“She was a certified Counselor Advocate before joining Project SAFE,” Anderson said. “So the bulk of her work was programming and education-related.”

The Project SAFE Office is currently planning for Take Back the Week, a yearly educational series organized each April as part of Sexual Assault Awareness Month. The program aims to explore issues of sexual violence through workshops and advocacy events, and is typically overseen by the Program Coordinator.

“I’m hopeful and excited that we’ll be able to have someone start within a month [as Program Coordinator],” Blanche said. “Take Back the Week is coming up in April, and we need someone in that role to oversee [it].”

According to Blanche, Project SAFE’s main mission will be supporting survivors, but the program will also try to increase conversations about consent regarding how it is practiced within different social circles.

“Historically, Project SAFE has been here to support survivors, and we will always be here, foremost, to support survivors,” Blanche said. “But I also think, especially from just my last few months on campus here, that there is very much a hunger amongst students for more robust conversations about consent.”

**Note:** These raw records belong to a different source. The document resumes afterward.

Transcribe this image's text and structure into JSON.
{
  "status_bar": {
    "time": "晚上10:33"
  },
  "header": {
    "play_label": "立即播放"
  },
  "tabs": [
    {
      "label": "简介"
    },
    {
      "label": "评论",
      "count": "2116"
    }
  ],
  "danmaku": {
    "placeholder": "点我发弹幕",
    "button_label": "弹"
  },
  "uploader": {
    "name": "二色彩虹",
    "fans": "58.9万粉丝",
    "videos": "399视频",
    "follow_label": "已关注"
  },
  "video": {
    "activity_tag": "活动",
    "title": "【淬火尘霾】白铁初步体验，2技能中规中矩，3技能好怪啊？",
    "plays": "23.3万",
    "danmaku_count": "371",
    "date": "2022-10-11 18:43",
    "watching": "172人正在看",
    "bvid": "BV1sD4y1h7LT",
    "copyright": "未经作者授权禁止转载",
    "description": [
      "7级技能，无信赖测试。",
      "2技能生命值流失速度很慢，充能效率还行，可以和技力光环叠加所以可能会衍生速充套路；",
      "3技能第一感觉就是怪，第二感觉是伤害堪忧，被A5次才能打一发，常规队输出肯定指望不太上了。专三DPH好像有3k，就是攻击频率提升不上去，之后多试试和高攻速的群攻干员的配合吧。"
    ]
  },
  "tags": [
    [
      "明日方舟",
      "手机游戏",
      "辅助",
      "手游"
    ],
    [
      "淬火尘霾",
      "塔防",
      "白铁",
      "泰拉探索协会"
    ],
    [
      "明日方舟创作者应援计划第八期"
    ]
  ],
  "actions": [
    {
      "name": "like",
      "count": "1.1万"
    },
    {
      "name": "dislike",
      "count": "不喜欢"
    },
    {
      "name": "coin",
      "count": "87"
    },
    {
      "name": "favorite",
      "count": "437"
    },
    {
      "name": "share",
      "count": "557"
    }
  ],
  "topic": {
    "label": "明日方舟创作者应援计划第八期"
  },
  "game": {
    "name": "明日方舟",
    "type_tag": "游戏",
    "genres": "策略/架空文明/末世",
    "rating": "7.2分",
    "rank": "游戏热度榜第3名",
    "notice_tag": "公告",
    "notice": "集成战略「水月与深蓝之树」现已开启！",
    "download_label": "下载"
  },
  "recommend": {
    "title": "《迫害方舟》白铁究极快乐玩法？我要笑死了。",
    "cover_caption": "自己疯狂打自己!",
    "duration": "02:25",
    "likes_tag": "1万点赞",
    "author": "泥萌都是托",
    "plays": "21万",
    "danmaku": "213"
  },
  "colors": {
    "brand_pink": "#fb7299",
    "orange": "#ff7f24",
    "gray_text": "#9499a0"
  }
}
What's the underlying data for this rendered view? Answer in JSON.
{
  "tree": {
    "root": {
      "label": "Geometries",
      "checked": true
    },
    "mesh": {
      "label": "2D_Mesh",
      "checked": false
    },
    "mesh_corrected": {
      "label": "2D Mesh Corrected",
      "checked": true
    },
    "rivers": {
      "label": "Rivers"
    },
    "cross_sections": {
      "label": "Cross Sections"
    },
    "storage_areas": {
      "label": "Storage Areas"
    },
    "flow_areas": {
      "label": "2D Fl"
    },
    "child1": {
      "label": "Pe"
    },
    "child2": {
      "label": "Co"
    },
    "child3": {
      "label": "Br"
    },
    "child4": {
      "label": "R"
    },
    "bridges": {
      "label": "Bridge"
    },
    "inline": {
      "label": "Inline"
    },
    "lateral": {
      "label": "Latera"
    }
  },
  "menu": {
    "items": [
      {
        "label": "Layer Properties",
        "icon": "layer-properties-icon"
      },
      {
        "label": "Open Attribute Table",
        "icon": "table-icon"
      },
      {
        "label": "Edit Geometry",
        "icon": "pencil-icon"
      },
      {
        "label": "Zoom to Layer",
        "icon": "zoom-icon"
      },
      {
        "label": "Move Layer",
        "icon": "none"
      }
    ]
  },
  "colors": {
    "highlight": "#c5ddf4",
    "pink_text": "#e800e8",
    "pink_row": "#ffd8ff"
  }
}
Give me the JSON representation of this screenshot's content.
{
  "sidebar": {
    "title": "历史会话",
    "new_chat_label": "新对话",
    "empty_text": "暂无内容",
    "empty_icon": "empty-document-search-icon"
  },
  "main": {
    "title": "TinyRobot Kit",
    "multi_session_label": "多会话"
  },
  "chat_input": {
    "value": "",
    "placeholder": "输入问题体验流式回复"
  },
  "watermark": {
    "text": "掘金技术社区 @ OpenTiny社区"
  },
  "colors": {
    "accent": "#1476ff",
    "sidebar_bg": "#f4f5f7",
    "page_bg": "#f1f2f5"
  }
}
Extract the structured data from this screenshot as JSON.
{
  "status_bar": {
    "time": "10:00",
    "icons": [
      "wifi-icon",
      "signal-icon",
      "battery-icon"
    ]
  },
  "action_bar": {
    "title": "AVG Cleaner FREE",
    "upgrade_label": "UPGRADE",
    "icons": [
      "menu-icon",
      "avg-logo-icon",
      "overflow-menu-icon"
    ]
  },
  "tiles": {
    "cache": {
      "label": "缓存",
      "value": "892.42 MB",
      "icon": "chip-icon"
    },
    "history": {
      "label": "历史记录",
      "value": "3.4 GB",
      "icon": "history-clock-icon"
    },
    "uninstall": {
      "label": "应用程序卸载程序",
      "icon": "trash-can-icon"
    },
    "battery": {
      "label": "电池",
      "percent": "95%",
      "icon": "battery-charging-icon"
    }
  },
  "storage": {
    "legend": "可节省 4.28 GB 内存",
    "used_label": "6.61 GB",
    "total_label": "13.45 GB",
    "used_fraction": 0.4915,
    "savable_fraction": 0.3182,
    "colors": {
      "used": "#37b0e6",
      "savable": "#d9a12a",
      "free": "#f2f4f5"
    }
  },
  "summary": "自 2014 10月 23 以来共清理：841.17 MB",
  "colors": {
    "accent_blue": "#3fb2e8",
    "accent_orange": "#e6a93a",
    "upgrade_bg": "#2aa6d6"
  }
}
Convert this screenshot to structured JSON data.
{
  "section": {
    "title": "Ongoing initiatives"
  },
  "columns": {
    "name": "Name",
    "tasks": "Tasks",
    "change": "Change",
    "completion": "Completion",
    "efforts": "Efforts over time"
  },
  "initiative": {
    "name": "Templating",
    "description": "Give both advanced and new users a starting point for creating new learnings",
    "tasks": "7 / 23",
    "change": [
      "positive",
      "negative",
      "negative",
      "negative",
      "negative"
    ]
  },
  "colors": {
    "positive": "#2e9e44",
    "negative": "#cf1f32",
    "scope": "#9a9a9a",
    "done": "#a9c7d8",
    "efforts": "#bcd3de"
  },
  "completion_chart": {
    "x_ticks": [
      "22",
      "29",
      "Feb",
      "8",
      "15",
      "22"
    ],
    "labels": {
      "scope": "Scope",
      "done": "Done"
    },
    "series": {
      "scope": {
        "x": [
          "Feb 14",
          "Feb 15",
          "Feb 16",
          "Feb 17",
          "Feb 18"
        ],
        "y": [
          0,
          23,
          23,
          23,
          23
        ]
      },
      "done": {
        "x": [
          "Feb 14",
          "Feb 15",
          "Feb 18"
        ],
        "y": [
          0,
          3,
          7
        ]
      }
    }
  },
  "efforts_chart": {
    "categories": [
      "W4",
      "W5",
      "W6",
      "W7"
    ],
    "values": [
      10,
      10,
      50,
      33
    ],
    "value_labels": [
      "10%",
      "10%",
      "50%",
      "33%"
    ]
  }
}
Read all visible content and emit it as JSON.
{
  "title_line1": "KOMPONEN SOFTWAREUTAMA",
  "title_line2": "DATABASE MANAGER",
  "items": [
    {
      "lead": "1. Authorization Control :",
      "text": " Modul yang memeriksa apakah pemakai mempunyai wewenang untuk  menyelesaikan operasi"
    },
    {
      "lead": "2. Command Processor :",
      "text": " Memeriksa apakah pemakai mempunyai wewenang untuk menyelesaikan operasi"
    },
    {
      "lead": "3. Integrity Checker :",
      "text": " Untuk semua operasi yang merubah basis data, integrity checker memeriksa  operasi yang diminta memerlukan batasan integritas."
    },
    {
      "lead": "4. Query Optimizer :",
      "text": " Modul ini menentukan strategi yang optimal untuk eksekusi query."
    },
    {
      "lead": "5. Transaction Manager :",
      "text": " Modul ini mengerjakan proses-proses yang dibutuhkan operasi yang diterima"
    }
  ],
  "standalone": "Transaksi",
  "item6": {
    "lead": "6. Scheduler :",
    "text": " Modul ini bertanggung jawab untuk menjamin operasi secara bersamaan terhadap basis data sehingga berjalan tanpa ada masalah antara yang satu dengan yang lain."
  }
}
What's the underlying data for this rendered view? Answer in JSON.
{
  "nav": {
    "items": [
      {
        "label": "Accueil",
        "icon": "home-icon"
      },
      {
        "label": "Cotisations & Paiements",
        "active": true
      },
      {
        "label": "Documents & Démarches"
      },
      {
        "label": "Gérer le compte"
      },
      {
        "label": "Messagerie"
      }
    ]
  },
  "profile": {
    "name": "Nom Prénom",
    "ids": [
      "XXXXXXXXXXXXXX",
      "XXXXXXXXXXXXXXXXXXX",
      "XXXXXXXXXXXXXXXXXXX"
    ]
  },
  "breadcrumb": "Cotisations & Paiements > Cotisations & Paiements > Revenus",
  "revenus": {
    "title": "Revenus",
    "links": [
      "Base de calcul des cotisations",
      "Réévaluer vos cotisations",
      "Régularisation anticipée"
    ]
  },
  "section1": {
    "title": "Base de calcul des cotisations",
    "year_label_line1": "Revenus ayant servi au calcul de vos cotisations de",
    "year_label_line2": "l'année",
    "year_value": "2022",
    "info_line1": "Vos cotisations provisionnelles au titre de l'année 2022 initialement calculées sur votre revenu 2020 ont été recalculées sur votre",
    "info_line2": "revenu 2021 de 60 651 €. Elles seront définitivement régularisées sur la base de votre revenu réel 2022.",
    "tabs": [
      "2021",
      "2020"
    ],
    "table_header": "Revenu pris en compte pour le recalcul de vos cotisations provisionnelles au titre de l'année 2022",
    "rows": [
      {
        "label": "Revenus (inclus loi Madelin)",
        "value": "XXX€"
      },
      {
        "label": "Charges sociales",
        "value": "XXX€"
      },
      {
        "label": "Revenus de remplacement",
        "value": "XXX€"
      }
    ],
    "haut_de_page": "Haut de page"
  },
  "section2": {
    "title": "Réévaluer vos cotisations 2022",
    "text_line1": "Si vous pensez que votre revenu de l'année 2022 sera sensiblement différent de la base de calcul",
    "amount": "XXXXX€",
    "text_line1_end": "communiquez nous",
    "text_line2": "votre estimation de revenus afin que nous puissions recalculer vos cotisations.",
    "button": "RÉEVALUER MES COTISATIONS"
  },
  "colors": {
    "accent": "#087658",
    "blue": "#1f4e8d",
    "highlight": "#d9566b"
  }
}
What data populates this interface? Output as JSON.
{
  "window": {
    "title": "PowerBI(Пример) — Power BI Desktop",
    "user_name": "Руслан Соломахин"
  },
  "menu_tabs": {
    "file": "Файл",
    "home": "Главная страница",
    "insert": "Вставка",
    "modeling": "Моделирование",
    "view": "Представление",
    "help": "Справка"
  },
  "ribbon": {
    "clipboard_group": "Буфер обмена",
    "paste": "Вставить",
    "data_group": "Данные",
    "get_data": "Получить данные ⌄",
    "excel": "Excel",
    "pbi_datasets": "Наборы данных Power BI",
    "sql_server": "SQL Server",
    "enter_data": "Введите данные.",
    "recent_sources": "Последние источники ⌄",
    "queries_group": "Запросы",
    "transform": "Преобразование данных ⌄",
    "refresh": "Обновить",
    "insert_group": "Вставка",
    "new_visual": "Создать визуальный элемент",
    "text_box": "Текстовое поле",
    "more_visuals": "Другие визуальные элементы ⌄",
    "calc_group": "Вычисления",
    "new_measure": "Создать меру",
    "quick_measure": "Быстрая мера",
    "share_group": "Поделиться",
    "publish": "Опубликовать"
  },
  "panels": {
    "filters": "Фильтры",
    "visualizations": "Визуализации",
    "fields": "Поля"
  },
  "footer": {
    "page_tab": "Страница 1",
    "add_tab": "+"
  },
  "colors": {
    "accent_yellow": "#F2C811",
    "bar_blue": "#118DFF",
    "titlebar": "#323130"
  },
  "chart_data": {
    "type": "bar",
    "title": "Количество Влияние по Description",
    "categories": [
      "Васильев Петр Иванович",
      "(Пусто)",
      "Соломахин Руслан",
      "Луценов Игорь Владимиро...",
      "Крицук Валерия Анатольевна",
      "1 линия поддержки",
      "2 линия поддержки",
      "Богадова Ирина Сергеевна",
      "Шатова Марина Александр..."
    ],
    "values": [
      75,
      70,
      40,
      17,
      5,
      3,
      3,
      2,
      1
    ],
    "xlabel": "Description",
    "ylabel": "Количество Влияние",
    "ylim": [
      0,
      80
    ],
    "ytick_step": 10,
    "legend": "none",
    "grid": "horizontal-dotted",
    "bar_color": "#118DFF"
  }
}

This article was updated at 9:34 p.m. March 2 to clarify that all Project SAFE programming assistants are student workers. In a previous version of this article, programming assistants were referred to as volunteers.